**Entries from a dataset of interfaces**
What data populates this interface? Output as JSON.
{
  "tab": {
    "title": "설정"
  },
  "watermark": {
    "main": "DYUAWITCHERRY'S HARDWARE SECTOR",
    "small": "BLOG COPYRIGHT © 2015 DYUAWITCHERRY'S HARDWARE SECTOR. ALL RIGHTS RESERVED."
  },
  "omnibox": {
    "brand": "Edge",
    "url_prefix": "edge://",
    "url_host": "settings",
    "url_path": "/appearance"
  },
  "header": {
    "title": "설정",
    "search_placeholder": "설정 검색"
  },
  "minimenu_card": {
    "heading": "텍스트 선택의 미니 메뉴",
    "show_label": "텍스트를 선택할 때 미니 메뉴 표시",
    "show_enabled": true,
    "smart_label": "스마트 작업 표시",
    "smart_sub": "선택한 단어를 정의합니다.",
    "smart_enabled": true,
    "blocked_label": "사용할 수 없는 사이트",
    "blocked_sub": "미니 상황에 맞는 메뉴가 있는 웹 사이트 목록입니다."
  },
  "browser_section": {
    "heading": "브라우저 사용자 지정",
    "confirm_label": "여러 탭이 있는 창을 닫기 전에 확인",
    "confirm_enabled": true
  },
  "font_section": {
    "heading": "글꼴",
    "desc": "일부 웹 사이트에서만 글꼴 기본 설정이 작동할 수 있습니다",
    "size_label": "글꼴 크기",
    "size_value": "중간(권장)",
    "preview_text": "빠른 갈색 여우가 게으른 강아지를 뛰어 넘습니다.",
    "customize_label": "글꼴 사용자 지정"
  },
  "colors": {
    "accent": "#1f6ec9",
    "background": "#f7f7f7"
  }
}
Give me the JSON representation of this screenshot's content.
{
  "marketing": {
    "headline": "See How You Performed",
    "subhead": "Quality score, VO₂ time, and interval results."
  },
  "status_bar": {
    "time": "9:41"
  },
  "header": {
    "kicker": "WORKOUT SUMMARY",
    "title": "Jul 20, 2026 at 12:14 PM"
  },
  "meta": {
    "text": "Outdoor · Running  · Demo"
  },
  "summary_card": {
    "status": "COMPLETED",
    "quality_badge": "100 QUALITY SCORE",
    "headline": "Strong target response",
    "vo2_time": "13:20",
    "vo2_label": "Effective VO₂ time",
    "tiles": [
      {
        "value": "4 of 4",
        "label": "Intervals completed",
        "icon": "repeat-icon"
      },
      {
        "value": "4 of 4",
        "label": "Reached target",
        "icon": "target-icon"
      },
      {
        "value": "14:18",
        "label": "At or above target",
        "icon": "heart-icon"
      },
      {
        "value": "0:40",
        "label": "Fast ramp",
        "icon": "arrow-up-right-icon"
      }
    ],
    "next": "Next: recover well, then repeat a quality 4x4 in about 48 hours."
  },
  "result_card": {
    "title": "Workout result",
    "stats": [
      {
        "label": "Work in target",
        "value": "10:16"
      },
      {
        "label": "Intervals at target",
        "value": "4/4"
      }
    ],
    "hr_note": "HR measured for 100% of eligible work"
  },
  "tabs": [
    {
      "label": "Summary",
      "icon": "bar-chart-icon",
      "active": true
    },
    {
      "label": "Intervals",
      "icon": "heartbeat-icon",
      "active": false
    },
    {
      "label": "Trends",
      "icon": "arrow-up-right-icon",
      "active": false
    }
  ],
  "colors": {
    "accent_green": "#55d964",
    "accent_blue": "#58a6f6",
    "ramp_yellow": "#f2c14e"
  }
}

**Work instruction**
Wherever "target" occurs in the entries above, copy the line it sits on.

**Exercise output**
    "headline": "Strong target response",
        "label": "Reached target",
        "icon": "target-icon"
        "label": "At or above target",
        "label": "Work in target",
        "label": "Intervals at target",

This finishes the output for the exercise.